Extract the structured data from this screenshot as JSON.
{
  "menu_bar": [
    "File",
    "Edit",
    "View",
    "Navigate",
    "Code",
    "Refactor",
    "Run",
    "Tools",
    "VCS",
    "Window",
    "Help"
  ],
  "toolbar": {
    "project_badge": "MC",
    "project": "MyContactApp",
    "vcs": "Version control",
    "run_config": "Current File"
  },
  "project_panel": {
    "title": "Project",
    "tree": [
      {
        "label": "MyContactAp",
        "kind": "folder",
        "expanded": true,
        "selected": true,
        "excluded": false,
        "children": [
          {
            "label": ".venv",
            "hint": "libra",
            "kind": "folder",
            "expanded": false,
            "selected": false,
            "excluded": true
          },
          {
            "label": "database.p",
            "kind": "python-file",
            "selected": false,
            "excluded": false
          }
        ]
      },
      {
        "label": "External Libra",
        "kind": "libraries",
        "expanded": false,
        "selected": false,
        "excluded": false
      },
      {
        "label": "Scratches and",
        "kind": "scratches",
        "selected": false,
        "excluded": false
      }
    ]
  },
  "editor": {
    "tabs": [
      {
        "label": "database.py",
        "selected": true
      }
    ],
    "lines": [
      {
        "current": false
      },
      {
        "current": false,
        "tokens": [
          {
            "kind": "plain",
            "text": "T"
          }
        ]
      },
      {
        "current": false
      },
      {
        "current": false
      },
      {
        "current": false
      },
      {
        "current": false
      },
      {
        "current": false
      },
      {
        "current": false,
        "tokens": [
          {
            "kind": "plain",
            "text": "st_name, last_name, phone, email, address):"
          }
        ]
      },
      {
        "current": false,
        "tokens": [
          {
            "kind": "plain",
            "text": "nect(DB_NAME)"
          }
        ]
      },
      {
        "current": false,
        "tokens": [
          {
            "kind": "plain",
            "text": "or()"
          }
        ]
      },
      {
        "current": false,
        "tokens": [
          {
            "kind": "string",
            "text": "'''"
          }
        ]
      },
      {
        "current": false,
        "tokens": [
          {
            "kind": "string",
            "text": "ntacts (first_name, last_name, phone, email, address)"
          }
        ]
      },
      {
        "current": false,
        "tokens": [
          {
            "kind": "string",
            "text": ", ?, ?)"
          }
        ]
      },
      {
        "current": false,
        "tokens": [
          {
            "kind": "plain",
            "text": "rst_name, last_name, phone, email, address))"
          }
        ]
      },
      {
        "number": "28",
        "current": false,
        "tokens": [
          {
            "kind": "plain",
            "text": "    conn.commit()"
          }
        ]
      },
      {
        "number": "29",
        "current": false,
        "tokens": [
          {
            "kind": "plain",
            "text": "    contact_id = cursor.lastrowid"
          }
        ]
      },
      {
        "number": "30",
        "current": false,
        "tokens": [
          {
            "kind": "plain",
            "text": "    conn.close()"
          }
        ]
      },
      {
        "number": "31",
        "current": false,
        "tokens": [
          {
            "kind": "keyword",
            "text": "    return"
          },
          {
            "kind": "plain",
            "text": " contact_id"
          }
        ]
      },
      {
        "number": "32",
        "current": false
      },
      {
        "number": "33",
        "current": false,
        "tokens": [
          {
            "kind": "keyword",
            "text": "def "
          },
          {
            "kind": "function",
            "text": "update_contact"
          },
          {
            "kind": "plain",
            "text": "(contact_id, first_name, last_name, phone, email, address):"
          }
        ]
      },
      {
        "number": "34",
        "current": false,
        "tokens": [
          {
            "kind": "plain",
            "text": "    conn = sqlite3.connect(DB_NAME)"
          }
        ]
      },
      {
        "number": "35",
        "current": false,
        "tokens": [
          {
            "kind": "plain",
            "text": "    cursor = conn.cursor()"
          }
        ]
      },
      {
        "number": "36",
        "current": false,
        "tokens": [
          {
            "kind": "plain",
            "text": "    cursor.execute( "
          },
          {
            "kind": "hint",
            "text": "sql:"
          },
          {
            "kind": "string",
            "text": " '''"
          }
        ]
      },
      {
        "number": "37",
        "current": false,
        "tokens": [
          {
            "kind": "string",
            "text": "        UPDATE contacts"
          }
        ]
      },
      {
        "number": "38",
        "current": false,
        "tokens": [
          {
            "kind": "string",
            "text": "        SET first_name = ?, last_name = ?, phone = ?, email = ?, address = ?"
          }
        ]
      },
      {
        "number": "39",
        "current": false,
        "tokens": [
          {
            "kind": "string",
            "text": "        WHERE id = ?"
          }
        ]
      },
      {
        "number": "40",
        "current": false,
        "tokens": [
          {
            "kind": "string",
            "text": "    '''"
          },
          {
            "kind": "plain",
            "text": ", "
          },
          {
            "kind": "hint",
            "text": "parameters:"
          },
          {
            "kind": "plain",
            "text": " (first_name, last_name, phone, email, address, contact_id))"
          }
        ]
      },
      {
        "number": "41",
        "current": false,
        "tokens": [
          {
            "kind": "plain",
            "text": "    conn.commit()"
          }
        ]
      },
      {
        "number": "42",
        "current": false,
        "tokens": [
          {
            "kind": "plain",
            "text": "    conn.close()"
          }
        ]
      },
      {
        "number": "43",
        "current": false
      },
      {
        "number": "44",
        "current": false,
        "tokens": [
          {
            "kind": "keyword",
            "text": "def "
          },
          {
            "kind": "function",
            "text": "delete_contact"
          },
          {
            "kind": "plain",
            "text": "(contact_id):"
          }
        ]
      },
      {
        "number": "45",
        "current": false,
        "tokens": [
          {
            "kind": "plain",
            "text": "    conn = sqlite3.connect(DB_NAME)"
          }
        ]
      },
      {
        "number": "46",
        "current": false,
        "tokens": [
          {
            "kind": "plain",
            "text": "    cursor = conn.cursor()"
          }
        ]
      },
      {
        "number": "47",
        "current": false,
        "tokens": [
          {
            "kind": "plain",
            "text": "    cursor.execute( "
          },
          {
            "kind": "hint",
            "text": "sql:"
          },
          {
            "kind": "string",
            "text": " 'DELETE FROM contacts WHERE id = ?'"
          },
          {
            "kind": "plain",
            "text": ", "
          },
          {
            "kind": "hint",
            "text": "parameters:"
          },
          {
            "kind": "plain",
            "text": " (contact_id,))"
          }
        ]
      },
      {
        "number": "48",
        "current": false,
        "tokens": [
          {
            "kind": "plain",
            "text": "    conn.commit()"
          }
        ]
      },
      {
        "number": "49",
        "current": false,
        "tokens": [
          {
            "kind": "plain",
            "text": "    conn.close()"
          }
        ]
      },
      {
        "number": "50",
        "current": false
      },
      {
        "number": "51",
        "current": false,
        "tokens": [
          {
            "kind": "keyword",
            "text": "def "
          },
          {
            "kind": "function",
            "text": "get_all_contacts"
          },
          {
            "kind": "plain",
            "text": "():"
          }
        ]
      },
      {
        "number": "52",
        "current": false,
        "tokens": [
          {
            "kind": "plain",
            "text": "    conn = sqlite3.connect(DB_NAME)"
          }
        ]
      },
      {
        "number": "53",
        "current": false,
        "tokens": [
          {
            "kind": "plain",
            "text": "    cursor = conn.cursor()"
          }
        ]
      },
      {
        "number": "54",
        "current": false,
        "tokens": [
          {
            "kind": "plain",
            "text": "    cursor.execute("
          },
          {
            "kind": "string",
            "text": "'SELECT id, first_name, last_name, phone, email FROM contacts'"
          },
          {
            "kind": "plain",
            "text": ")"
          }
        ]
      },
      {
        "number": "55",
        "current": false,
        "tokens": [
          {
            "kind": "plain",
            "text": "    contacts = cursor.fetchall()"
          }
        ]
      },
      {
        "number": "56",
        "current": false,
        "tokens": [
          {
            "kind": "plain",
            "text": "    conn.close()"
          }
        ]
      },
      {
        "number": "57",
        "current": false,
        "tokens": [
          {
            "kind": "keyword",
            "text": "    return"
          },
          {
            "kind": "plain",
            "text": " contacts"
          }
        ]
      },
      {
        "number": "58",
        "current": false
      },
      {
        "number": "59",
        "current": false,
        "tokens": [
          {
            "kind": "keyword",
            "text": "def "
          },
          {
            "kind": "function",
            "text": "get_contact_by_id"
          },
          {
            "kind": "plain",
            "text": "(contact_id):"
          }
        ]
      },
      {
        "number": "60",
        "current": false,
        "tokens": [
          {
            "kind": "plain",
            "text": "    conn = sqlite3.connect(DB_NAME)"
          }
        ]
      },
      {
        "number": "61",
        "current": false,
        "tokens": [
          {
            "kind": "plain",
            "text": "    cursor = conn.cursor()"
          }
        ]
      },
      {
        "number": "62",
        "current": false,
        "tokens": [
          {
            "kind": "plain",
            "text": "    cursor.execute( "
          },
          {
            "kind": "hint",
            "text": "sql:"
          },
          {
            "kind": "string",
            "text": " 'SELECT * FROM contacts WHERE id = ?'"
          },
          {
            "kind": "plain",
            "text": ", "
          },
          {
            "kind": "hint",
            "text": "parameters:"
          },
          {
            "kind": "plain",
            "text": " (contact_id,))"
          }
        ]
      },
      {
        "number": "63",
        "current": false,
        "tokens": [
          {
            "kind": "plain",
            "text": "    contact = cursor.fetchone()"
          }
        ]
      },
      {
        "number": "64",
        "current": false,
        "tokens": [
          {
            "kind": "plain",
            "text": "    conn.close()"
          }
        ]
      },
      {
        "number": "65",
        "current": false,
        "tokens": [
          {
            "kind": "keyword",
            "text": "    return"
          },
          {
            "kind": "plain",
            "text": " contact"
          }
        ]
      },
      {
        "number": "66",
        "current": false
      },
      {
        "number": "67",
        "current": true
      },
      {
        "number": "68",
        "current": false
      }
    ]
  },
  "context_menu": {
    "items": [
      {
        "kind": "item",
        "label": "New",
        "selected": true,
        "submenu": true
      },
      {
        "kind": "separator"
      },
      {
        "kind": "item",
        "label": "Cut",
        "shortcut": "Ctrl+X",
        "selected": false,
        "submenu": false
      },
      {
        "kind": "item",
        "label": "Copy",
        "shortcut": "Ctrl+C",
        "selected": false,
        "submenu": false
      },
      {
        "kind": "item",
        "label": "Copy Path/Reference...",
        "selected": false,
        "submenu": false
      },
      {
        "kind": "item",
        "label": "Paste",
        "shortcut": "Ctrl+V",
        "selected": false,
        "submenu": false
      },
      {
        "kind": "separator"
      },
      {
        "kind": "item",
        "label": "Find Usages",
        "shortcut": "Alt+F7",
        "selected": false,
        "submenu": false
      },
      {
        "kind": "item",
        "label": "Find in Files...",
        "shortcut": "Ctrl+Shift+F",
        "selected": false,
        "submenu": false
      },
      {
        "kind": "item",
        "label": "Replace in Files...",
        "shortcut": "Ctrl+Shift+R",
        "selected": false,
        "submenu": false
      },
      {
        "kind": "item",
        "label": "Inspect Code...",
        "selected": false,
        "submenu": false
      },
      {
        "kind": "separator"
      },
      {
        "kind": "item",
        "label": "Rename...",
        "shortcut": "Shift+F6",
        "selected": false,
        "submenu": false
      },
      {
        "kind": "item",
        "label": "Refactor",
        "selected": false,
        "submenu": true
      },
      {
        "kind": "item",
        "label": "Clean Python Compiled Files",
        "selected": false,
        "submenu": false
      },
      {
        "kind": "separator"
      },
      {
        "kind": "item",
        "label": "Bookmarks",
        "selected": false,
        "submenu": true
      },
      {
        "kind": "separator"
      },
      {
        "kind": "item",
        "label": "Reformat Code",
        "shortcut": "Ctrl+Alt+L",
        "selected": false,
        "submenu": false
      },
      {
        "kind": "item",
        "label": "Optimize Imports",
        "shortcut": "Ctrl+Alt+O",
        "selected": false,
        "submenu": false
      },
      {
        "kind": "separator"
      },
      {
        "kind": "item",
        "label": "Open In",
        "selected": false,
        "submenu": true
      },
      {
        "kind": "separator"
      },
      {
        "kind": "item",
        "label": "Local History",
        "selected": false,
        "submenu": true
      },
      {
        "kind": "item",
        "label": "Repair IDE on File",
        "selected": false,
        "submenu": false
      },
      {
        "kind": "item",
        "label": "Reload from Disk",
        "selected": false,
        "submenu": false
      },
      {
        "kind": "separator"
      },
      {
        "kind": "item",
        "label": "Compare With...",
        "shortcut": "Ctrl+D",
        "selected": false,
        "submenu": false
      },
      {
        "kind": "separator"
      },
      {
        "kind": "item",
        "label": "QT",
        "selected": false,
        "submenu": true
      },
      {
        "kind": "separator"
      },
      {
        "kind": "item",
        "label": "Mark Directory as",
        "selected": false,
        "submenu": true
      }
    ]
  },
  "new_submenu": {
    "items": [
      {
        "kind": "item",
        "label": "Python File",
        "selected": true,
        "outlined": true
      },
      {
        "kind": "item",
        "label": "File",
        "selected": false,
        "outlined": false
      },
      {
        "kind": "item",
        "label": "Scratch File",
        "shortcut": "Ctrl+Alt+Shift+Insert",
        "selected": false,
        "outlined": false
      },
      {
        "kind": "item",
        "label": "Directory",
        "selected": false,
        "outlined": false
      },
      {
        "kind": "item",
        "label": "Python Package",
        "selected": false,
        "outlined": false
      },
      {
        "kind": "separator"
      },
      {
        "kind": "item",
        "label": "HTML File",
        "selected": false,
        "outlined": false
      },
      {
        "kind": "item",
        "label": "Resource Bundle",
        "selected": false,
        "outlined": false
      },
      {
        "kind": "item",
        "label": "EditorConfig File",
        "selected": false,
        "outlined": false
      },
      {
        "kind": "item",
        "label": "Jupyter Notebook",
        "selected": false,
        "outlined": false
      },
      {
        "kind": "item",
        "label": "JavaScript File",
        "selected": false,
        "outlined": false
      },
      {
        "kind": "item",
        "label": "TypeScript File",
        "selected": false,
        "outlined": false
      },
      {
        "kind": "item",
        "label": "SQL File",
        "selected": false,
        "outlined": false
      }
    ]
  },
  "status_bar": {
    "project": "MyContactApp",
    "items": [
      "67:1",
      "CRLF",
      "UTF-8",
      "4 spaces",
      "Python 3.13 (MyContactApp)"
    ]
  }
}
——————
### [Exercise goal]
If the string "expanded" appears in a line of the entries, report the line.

### [Response area]
        "expanded": true,
            "expanded": false,
        "expanded": false,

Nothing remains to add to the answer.